─── EXTRACTED DATA ───
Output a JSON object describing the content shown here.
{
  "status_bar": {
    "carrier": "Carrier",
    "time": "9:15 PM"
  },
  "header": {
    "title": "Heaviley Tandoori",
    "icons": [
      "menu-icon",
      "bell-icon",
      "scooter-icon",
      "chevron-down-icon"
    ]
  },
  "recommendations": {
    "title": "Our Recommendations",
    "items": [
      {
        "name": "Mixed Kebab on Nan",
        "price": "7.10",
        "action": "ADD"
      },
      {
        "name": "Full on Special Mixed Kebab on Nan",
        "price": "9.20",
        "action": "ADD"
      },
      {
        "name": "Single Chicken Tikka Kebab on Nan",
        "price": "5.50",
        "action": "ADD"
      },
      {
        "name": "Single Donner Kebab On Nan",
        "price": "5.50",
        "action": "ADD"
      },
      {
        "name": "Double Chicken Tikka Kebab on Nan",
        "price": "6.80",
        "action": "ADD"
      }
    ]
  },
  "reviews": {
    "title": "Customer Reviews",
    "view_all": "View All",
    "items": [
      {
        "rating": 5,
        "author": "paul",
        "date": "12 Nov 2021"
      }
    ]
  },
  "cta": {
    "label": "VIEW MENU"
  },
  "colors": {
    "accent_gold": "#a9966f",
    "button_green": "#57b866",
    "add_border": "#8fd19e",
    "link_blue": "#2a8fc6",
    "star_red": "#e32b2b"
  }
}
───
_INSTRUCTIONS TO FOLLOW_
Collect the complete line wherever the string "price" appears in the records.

_REPLY TO THE TASK_
        "price": "7.10",
        "price": "9.20",
        "price": "5.50",
        "price": "5.50",
        "price": "6.80",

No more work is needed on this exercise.